Curtis Braswell has seen enough.
Born and raised in Pensacola, he loves fishing in the blue-green waters of the Gulf of Mexico. He adores watching his nephew, Joshua Webber, splash in the surf as he tries to ride the incoming waves on an air mattress.
One thing he is not a fan of, however, is the steady stream of tar balls that continues to taint the once-pristine shoreline of the place he calls home.
The federal government would have people believe that almost all of the oil from the Deepwater Horizon blowout is gone, he says. So would BP.
But 47-year-old Braswell knows better.
"Look at this," he says, pointing to tiny tar balls that dot the white sand. "This beach ain't clean. It's just aggravating.
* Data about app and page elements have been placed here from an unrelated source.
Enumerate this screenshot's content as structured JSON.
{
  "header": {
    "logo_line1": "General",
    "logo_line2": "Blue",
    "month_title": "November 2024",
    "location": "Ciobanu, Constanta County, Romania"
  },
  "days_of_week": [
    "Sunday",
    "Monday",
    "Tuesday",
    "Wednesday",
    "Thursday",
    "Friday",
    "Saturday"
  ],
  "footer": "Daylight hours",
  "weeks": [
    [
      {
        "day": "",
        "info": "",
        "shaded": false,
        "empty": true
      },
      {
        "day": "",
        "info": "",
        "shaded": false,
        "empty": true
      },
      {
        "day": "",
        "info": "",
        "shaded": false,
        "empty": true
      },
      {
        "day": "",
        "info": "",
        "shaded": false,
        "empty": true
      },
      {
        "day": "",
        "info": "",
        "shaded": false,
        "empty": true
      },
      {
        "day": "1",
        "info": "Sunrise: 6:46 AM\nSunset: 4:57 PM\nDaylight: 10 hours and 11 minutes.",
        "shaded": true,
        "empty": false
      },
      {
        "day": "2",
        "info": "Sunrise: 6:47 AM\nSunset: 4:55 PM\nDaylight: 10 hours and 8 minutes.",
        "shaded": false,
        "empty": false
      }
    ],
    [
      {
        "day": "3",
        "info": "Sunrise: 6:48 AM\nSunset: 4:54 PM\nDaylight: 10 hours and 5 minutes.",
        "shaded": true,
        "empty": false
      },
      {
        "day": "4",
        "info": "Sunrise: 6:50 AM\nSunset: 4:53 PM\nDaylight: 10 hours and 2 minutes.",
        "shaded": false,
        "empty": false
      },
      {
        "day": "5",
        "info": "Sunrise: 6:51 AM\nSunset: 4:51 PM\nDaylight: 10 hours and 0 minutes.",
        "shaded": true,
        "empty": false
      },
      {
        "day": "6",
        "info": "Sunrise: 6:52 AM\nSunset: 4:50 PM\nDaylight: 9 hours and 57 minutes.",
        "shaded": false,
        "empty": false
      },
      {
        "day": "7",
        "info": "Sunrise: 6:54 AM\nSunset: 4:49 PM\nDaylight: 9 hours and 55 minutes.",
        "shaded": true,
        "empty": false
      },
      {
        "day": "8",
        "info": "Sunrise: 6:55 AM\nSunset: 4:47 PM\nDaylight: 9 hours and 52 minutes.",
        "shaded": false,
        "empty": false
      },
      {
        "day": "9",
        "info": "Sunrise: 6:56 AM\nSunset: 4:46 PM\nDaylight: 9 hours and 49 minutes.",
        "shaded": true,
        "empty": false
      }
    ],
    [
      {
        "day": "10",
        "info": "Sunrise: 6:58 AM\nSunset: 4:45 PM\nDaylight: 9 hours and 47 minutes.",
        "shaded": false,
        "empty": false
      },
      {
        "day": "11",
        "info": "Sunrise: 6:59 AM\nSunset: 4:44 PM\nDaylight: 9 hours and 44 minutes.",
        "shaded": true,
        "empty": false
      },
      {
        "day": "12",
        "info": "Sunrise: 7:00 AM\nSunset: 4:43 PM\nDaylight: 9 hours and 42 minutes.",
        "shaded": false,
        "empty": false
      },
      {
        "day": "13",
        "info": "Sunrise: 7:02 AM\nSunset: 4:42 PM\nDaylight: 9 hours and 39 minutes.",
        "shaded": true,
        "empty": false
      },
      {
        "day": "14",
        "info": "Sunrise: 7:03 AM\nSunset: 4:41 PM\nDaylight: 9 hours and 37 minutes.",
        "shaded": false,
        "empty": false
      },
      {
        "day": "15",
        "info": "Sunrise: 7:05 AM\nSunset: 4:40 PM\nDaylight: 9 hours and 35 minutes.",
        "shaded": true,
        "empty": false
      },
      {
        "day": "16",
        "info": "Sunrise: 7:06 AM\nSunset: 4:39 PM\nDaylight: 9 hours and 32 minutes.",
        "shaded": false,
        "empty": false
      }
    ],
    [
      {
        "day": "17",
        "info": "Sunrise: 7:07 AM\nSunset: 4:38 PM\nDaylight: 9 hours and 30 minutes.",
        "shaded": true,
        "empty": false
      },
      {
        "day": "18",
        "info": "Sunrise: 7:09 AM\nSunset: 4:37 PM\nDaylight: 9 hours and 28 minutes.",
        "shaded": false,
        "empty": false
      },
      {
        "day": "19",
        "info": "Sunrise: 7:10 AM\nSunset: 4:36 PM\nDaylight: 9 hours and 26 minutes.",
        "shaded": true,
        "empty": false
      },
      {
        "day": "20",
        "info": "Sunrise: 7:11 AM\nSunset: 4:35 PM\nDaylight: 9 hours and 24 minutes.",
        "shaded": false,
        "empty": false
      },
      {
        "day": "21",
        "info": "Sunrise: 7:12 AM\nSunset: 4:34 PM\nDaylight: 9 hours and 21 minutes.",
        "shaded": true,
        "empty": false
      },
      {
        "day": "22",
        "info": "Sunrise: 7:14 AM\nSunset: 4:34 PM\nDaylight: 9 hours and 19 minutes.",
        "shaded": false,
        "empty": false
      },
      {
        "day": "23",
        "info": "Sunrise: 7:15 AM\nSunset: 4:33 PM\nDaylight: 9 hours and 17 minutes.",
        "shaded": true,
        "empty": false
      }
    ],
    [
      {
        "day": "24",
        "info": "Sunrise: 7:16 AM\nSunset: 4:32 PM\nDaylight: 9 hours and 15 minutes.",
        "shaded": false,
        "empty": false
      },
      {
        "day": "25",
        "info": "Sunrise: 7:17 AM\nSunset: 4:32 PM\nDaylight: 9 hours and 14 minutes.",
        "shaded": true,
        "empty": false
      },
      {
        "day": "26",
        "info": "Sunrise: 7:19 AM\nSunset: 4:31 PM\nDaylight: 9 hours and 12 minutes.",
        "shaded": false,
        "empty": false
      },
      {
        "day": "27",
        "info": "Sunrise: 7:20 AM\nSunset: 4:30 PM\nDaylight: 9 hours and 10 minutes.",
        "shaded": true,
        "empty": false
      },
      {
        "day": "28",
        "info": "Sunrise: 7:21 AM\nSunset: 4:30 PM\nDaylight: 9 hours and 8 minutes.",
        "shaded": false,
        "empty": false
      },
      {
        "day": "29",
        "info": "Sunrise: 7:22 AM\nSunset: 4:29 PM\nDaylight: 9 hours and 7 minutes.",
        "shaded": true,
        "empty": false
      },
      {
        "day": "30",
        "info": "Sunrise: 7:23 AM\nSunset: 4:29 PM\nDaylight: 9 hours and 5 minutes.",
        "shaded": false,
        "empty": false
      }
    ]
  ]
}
"Where are our elected officials?" he asks. "They think it's all fine and dandy."
Braswell sees people who walk along the beach end up with black and brown splotches of oil on their feet. He sees once-beautiful olive shells caked in black gunk.
The one thing he does not see enough of? Cleanup workers.
He says he sometimes will see a couple of workers, but they're doing more standing and watching — or talking on the phone — than picking up tar balls. And he says they are particularly scarce on weekends, almost as though they don't want the public to see them.
Craig Savage, a spokesman for BP, says cleanup crew numbers vary based on location and the amount of product being collected. Whenever possible, he says, the workers give way to those who are trying to enjoy the beach — whether it's on a weekday or a weekend.
Bob West, public safety director for the Santa Rosa Island Authority, which includes Pensacola Beach, says he thinks crews are doing a good job of picking up the tar balls that do wash up.
"If we had 10,000 people out there, they could clean it all up in 30 minutes," West says. "But we don't. They are doing a decent job of getting it up. It's not ideal."
Teams of three or four workers comb the 8.3-mile stretch of Pensacola Beach every day, the public safety director says. They gather about 60 to 70 pounds of oil-and-sand waste each day, he says.
West says he doesn't see the oil being the problem today that others say it is.
"When they walk down our beaches on most days, they would be unaware there are tar balls out there," he says.
Braswell joked that he is going to start picking up tar balls himself. And then he will leave them on the doorsteps of elected officials.
"It ain't that hard to see," he says, motioning with his hand. "There it is."
Thomas Melvin, who had been fishing with Braswell, wants his old beach back.
"I think they need to be out here working on it, taking care of the problem," he says. "I haven't seen more than one or two people in the last two months.
"I love coming out here," Melvin adds. "But this is devastating."